VideoNew documentary focuses on driving force behind Winnipeg film scene
Posted by Andrea Ratuski, SCENE Producer | Tuesday May 14, 2013
Greg Klymkiw and Guy Maddin (supplied by Ryan McKenna)
He was like Guy but more uncensored. I thought he was a real character. He kind of fascinated me. He was provoking.
—Ryan McKenna, filmmaker
"You can take the boy out of Winnipeg, but you can't take Winnipeg out
of the boy," says former Winnipeg film producer Greg Klymkiw.
iconoclastic subversive producer and distributor is himself the subject
of a film, Survival Lessons: The Greg Klymkiw Story.
was a major figure in the Winnipeg film industry in the 1980s. He
produced three films with Guy Maddin, his former roommate, and three
with John Paizs. A talented and persuasive marketer, he was a key player
in putting Winnipeg films on the global map as head of
distribution and marketing at the Winnipeg Film Group.
brought him in to promote all these weird, wacky Winnipeg films and he
was really successful at doing that," says the film's creator, Ryan McKenna, also a former Winnipegger.
"My goal was to apply everything I knew about the real movie business to these really off-the-wall, off-beat films," Klymkiw explains. "That became the big mandate of all my marketing activities - at the
local level, at the national level, and - the most fun - the
international level. For a good time there Winnipeg was on the map as
this hotbed of this new wave of filmmaking. Prairie post-modernism -
Europeans loved stuff like that."
Prairie post-modernism describes films that referenced the past, but were highly original. But Klymkiw points out that they were also "rooted in certain qualities that were indigenous to life in Winnipeg, growing up in Winnipeg - the whole notion of what Winnipeg was to us."
McKenna says Klymkiw was at the heart of a movement that, ultimately, mythologized the city. "That became the style for a decade or so in
Winnipeg. Everyone was trying to imitate that. It became the dominant
style and Greg was the one who was at the centre of it because he was
the distributor of all these films and often the producer as well. He
was the head force."
McKenna says Klymkiw was instrumental in launching Maddin's career. He points out that when the Toronto International Film Festival rejected Tales from Gimli Hospital, Klymkiw went to Toronto and put on a full campaign to launch it, successfully. He was also instrumental in convincing Telefilm Canada to fund Maddin's highly experimental Archangel.
Greg Klymkiw at work (courtesy Winnipeg Film Group)
McKenna didn't meet Klymkiw until 2008. "I thought he was extremely intelligent like Guy, but he seemed a lot more raw and cruder.
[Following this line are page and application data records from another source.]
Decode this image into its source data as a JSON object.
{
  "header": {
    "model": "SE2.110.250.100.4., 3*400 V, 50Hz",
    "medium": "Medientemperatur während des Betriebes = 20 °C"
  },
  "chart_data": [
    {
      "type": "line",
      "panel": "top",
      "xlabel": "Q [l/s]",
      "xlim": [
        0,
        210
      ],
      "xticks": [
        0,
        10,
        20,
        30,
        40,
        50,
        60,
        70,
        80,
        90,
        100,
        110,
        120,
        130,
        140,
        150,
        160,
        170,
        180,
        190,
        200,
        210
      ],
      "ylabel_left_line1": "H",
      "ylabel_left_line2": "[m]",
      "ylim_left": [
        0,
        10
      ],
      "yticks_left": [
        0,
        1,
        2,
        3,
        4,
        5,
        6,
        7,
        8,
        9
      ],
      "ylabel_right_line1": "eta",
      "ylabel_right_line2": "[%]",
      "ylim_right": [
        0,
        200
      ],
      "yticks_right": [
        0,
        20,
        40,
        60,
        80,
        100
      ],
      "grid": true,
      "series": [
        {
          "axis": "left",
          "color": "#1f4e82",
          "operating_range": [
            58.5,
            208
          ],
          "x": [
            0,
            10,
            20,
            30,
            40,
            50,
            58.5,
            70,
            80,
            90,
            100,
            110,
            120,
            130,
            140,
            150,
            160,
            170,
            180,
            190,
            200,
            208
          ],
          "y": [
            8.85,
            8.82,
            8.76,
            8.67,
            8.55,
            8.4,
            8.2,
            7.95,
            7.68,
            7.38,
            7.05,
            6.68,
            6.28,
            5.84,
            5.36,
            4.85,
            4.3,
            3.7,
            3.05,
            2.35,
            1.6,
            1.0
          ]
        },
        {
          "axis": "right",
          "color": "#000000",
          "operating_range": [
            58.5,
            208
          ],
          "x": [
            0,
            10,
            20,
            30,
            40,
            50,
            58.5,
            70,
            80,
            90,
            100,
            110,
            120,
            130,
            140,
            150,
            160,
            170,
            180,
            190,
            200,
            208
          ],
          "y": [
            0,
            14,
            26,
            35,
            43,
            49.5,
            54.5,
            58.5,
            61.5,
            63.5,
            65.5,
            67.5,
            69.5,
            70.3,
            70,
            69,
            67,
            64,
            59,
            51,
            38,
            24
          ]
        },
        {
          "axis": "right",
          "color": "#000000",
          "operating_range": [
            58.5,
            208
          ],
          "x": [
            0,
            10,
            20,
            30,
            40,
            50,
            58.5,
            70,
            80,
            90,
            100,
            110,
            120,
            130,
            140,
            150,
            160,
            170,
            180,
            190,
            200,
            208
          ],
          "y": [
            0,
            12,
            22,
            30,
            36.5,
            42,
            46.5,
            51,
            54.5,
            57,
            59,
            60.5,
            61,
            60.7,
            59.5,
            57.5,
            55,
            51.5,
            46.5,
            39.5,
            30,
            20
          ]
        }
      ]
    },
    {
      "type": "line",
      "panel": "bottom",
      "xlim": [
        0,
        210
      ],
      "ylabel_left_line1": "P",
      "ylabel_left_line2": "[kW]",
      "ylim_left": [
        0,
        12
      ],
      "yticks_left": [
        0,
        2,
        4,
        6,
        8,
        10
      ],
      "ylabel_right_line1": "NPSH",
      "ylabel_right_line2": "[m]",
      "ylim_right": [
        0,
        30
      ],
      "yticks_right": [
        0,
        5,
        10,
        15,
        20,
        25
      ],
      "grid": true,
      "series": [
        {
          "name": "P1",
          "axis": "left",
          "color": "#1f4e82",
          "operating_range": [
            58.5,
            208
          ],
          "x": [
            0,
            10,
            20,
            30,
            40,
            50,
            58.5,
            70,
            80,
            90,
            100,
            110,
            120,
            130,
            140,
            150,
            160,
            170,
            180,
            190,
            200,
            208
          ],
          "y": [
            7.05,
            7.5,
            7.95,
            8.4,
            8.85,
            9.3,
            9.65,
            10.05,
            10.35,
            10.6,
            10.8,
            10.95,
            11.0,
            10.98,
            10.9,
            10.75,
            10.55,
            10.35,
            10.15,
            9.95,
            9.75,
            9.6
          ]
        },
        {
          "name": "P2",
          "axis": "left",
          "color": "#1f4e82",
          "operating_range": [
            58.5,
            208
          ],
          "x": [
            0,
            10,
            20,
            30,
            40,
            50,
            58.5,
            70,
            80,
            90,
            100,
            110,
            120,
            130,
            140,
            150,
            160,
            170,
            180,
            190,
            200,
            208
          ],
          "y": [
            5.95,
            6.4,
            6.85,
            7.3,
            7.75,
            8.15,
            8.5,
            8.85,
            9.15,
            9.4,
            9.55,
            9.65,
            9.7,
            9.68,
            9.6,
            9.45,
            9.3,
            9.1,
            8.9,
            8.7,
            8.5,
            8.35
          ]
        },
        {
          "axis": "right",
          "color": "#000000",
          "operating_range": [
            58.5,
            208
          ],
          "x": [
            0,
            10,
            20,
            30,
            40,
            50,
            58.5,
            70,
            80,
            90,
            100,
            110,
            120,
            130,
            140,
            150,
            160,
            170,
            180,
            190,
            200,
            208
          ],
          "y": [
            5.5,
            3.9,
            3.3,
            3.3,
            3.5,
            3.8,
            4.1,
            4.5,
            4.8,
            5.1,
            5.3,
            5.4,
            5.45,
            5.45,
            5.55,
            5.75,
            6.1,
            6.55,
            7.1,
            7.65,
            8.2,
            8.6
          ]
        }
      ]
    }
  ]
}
He was like Guy but more uncensored. I thought he was a real character. He kind of fascinated me. He was provoking."
How does Klymkiw feel about having a movie made about him? "I have to say it was pretty bizarre when Ryan first approached me about it. Was I flattered? Of course! This brilliant young filmmaker from Winnipeg who I admire is going to make a movie kind of about me. It was a really magical experience."
Klymkiw still has fond memories of growing up in Winnipeg. "Winnipeg means everything to me. Yet what was happening was that every time I went back to Winnipeg, everything I loved about Winnipeg was slowly being decimated. What Winnipeg means to me is a wonderful place that is now a Winnipeg of my mind, the Winnipeg of my memories, the Winnipeg that I knew and loved more than anything else. Even a certain element of decrepitude was a-okay in my books."
Now living in Toronto, Klymkiw spent 13 years with the Canadian Film Centre and is now concentrating on journalism. He writes for a number of magazines and publishes lively, provocative and highly opinionated reviews on his blog.
"That's his tone," says McKenna. "He's been like that his whole career. You'd think he'd grow out of his enfant terrible stage or bad boy way of behaving, but no."
Survival Lessons: The Greg Klymkiw Story plays at Cinematheque on Wednesday, May 15 at 7:00 p.m. and 9:00 p.m. Ryan McKenna and Greg Klymkiw will be on hand to introduce the film.